Please repeat every entry exactly as given, apart from dropping the images.

______

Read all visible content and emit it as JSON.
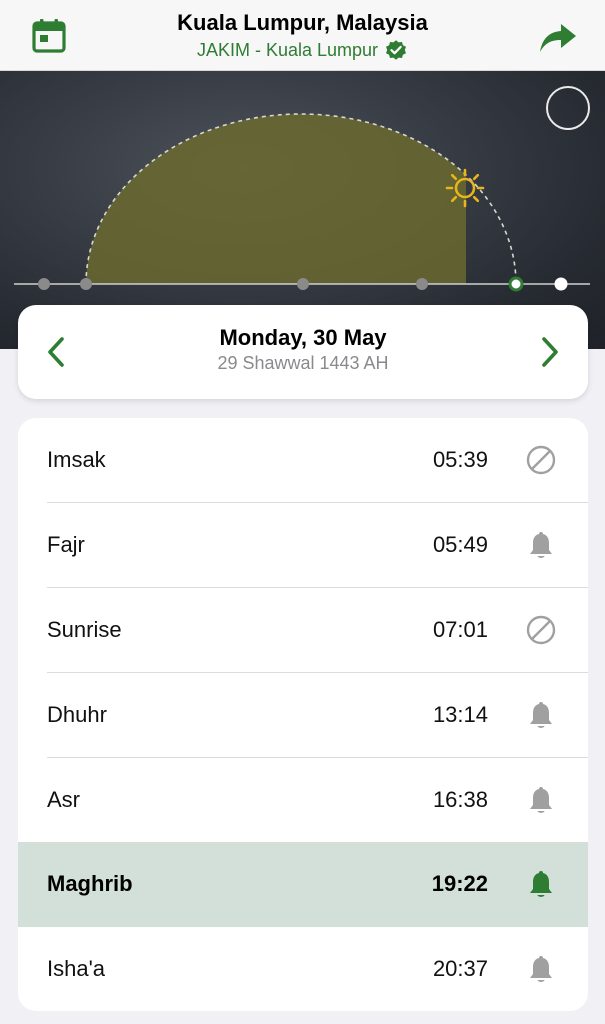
{
  "header": {
    "title": "Kuala Lumpur, Malaysia",
    "subtitle": "JAKIM - Kuala Lumpur",
    "calendar_icon": "calendar-icon",
    "share_icon": "share-arrow-icon",
    "verified_icon": "verified-badge-icon",
    "accent": "#2e7d32"
  },
  "date": {
    "gregorian": "Monday, 30 May",
    "hijri": "29 Shawwal 1443 AH"
  },
  "prayers": [
    {
      "name": "Imsak",
      "time": "05:39",
      "icon": "alarm-off-icon",
      "active": false
    },
    {
      "name": "Fajr",
      "time": "05:49",
      "icon": "bell-icon",
      "active": false
    },
    {
      "name": "Sunrise",
      "time": "07:01",
      "icon": "alarm-off-icon",
      "active": false
    },
    {
      "name": "Dhuhr",
      "time": "13:14",
      "icon": "bell-icon",
      "active": false
    },
    {
      "name": "Asr",
      "time": "16:38",
      "icon": "bell-icon",
      "active": false
    },
    {
      "name": "Maghrib",
      "time": "19:22",
      "icon": "bell-icon",
      "active": true
    },
    {
      "name": "Isha'a",
      "time": "20:37",
      "icon": "bell-icon",
      "active": false
    }
  ]
}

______

The completed task:
Read all visible content and emit it as JSON.
{
  "header": {
    "title": "Kuala Lumpur, Malaysia",
    "subtitle": "JAKIM - Kuala Lumpur",
    "calendar_icon": "calendar-icon",
    "share_icon": "share-arrow-icon",
    "verified_icon": "verified-badge-icon",
    "accent": "#2e7d32"
  },
  "date": {
    "gregorian": "Monday, 30 May",
    "hijri": "29 Shawwal 1443 AH"
  },
  "prayers": [
    {
      "name": "Imsak",
      "time": "05:39",
      "icon": "alarm-off-icon",
      "active": false
    },
    {
      "name": "Fajr",
      "time": "05:49",
      "icon": "bell-icon",
      "active": false
    },
    {
      "name": "Sunrise",
      "time": "07:01",
      "icon": "alarm-off-icon",
      "active": false
    },
    {
      "name": "Dhuhr",
      "time": "13:14",
      "icon": "bell-icon",
      "active": false
    },
    {
      "name": "Asr",
      "time": "16:38",
      "icon": "bell-icon",
      "active": false
    },
    {
      "name": "Maghrib",
      "time": "19:22",
      "icon": "bell-icon",
      "active": true
    },
    {
      "name": "Isha'a",
      "time": "20:37",
      "icon": "bell-icon",
      "active": false
    }
  ]
}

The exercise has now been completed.